All of the records below should be output exactly.

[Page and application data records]
· · · ·
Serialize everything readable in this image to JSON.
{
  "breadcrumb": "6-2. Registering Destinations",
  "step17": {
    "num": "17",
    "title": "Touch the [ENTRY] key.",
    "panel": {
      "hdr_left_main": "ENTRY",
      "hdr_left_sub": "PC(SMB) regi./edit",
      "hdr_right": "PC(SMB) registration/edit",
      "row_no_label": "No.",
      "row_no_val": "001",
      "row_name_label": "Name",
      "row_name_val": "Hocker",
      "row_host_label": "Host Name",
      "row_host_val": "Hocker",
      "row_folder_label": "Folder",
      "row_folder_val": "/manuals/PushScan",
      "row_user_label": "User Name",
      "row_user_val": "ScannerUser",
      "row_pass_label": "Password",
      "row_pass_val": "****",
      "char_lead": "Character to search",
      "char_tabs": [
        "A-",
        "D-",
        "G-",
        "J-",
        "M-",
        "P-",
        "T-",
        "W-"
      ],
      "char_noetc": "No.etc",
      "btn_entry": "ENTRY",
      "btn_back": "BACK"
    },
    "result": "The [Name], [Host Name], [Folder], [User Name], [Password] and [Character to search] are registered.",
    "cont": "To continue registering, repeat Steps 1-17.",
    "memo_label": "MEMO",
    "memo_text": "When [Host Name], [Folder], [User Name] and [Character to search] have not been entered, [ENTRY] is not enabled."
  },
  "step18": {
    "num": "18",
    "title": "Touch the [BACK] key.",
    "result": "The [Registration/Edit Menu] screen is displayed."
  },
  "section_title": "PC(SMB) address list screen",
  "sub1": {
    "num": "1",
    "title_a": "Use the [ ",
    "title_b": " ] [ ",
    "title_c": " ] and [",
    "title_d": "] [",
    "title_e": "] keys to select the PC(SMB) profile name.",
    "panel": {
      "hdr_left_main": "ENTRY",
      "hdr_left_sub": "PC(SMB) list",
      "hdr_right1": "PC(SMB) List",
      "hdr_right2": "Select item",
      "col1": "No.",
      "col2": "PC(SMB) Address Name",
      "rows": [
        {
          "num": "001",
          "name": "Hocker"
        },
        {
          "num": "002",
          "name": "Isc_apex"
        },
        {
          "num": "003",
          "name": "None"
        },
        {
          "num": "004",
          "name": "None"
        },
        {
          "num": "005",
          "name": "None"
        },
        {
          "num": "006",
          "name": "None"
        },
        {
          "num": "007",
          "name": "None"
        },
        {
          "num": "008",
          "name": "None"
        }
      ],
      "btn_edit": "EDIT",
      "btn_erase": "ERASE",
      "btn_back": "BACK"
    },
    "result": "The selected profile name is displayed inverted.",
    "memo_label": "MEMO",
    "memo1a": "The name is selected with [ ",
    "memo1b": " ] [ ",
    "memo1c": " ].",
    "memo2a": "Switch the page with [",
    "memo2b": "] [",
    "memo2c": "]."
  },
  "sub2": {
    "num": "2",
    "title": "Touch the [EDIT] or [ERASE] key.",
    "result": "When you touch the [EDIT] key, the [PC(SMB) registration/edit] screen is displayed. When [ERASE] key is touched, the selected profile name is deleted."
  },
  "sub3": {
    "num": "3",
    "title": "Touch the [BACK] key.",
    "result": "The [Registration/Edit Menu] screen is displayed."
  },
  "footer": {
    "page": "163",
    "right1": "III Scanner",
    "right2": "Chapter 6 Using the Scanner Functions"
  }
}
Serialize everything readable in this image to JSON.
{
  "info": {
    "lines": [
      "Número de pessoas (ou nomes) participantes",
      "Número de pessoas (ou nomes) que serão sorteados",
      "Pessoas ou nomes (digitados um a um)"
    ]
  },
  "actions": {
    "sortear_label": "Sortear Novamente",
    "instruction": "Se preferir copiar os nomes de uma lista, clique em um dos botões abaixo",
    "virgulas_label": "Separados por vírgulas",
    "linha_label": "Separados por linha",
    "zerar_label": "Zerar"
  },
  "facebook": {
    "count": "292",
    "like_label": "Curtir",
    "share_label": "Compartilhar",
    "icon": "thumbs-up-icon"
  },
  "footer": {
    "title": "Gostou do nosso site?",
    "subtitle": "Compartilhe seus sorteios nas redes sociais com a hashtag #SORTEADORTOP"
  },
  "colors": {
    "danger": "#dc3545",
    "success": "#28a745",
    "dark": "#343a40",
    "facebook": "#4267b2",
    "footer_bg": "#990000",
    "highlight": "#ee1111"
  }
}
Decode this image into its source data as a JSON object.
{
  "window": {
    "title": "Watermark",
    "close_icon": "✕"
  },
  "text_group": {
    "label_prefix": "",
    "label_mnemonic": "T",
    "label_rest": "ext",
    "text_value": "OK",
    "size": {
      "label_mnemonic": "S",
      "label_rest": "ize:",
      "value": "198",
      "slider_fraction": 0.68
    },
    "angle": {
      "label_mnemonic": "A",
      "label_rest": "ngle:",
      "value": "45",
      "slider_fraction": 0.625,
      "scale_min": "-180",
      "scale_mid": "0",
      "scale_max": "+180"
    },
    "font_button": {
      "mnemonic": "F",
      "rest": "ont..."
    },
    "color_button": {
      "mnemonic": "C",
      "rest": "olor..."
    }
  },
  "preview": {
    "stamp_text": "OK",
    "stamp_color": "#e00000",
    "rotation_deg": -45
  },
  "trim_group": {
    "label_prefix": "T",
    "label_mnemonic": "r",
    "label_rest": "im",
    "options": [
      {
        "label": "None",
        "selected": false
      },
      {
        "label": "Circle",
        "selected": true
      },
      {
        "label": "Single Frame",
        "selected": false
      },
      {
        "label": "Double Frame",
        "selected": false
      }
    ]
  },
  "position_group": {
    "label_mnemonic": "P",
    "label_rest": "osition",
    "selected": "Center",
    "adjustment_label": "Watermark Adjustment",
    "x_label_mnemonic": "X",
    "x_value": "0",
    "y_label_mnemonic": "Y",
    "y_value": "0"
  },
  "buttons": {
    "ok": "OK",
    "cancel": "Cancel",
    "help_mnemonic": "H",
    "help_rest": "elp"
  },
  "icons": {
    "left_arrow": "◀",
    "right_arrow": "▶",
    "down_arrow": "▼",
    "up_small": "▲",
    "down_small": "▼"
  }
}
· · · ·
» Output of the exercise:
Serialize everything readable in this image to JSON.
{
  "breadcrumb": "6-2. Registering Destinations",
  "step17": {
    "num": "17",
    "title": "Touch the [ENTRY] key.",
    "panel": {
      "hdr_left_main": "ENTRY",
      "hdr_left_sub": "PC(SMB) regi./edit",
      "hdr_right": "PC(SMB) registration/edit",
      "row_no_label": "No.",
      "row_no_val": "001",
      "row_name_label": "Name",
      "row_name_val": "Hocker",
      "row_host_label": "Host Name",
      "row_host_val": "Hocker",
      "row_folder_label": "Folder",
      "row_folder_val": "/manuals/PushScan",
      "row_user_label": "User Name",
      "row_user_val": "ScannerUser",
      "row_pass_label": "Password",
      "row_pass_val": "****",
      "char_lead": "Character to search",
      "char_tabs": [
        "A-",
        "D-",
        "G-",
        "J-",
        "M-",
        "P-",
        "T-",
        "W-"
      ],
      "char_noetc": "No.etc",
      "btn_entry": "ENTRY",
      "btn_back": "BACK"
    },
    "result": "The [Name], [Host Name], [Folder], [User Name], [Password] and [Character to search] are registered.",
    "cont": "To continue registering, repeat Steps 1-17.",
    "memo_label": "MEMO",
    "memo_text": "When [Host Name], [Folder], [User Name] and [Character to search] have not been entered, [ENTRY] is not enabled."
  },
  "step18": {
    "num": "18",
    "title": "Touch the [BACK] key.",
    "result": "The [Registration/Edit Menu] screen is displayed."
  },
  "section_title": "PC(SMB) address list screen",
  "sub1": {
    "num": "1",
    "title_a": "Use the [ ",
    "title_b": " ] [ ",
    "title_c": " ] and [",
    "title_d": "] [",
    "title_e": "] keys to select the PC(SMB) profile name.",
    "panel": {
      "hdr_left_main": "ENTRY",
      "hdr_left_sub": "PC(SMB) list",
      "hdr_right1": "PC(SMB) List",
      "hdr_right2": "Select item",
      "col1": "No.",
      "col2": "PC(SMB) Address Name",
      "rows": [
        {
          "num": "001",
          "name": "Hocker"
        },
        {
          "num": "002",
          "name": "Isc_apex"
        },
        {
          "num": "003",
          "name": "None"
        },
        {
          "num": "004",
          "name": "None"
        },
        {
          "num": "005",
          "name": "None"
        },
        {
          "num": "006",
          "name": "None"
        },
        {
          "num": "007",
          "name": "None"
        },
        {
          "num": "008",
          "name": "None"
        }
      ],
      "btn_edit": "EDIT",
      "btn_erase": "ERASE",
      "btn_back": "BACK"
    },
    "result": "The selected profile name is displayed inverted.",
    "memo_label": "MEMO",
    "memo1a": "The name is selected with [ ",
    "memo1b": " ] [ ",
    "memo1c": " ].",
    "memo2a": "Switch the page with [",
    "memo2b": "] [",
    "memo2c": "]."
  },
  "sub2": {
    "num": "2",
    "title": "Touch the [EDIT] or [ERASE] key.",
    "result": "When you touch the [EDIT] key, the [PC(SMB) registration/edit] screen is displayed. When [ERASE] key is touched, the selected profile name is deleted."
  },
  "sub3": {
    "num": "3",
    "title": "Touch the [BACK] key.",
    "result": "The [Registration/Edit Menu] screen is displayed."
  },
  "footer": {
    "page": "163",
    "right1": "III Scanner",
    "right2": "Chapter 6 Using the Scanner Functions"
  }
}
Serialize everything readable in this image to JSON.
{
  "info": {
    "lines": [
      "Número de pessoas (ou nomes) participantes",
      "Número de pessoas (ou nomes) que serão sorteados",
      "Pessoas ou nomes (digitados um a um)"
    ]
  },
  "actions": {
    "sortear_label": "Sortear Novamente",
    "instruction": "Se preferir copiar os nomes de uma lista, clique em um dos botões abaixo",
    "virgulas_label": "Separados por vírgulas",
    "linha_label": "Separados por linha",
    "zerar_label": "Zerar"
  },
  "facebook": {
    "count": "292",
    "like_label": "Curtir",
    "share_label": "Compartilhar",
    "icon": "thumbs-up-icon"
  },
  "footer": {
    "title": "Gostou do nosso site?",
    "subtitle": "Compartilhe seus sorteios nas redes sociais com a hashtag #SORTEADORTOP"
  },
  "colors": {
    "danger": "#dc3545",
    "success": "#28a745",
    "dark": "#343a40",
    "facebook": "#4267b2",
    "footer_bg": "#990000",
    "highlight": "#ee1111"
  }
}
Decode this image into its source data as a JSON object.
{
  "window": {
    "title": "Watermark",
    "close_icon": "✕"
  },
  "text_group": {
    "label_prefix": "",
    "label_mnemonic": "T",
    "label_rest": "ext",
    "text_value": "OK",
    "size": {
      "label_mnemonic": "S",
      "label_rest": "ize:",
      "value": "198",
      "slider_fraction": 0.68
    },
    "angle": {
      "label_mnemonic": "A",
      "label_rest": "ngle:",
      "value": "45",
      "slider_fraction": 0.625,
      "scale_min": "-180",
      "scale_mid": "0",
      "scale_max": "+180"
    },
    "font_button": {
      "mnemonic": "F",
      "rest": "ont..."
    },
    "color_button": {
      "mnemonic": "C",
      "rest": "olor..."
    }
  },
  "preview": {
    "stamp_text": "OK",
    "stamp_color": "#e00000",
    "rotation_deg": -45
  },
  "trim_group": {
    "label_prefix": "T",
    "label_mnemonic": "r",
    "label_rest": "im",
    "options": [
      {
        "label": "None",
        "selected": false
      },
      {
        "label": "Circle",
        "selected": true
      },
      {
        "label": "Single Frame",
        "selected": false
      },
      {
        "label": "Double Frame",
        "selected": false
      }
    ]
  },
  "position_group": {
    "label_mnemonic": "P",
    "label_rest": "osition",
    "selected": "Center",
    "adjustment_label": "Watermark Adjustment",
    "x_label_mnemonic": "X",
    "x_value": "0",
    "y_label_mnemonic": "Y",
    "y_value": "0"
  },
  "buttons": {
    "ok": "OK",
    "cancel": "Cancel",
    "help_mnemonic": "H",
    "help_rest": "elp"
  },
  "icons": {
    "left_arrow": "◀",
    "right_arrow": "▶",
    "down_arrow": "▼",
    "up_small": "▲",
    "down_small": "▼"
  }
}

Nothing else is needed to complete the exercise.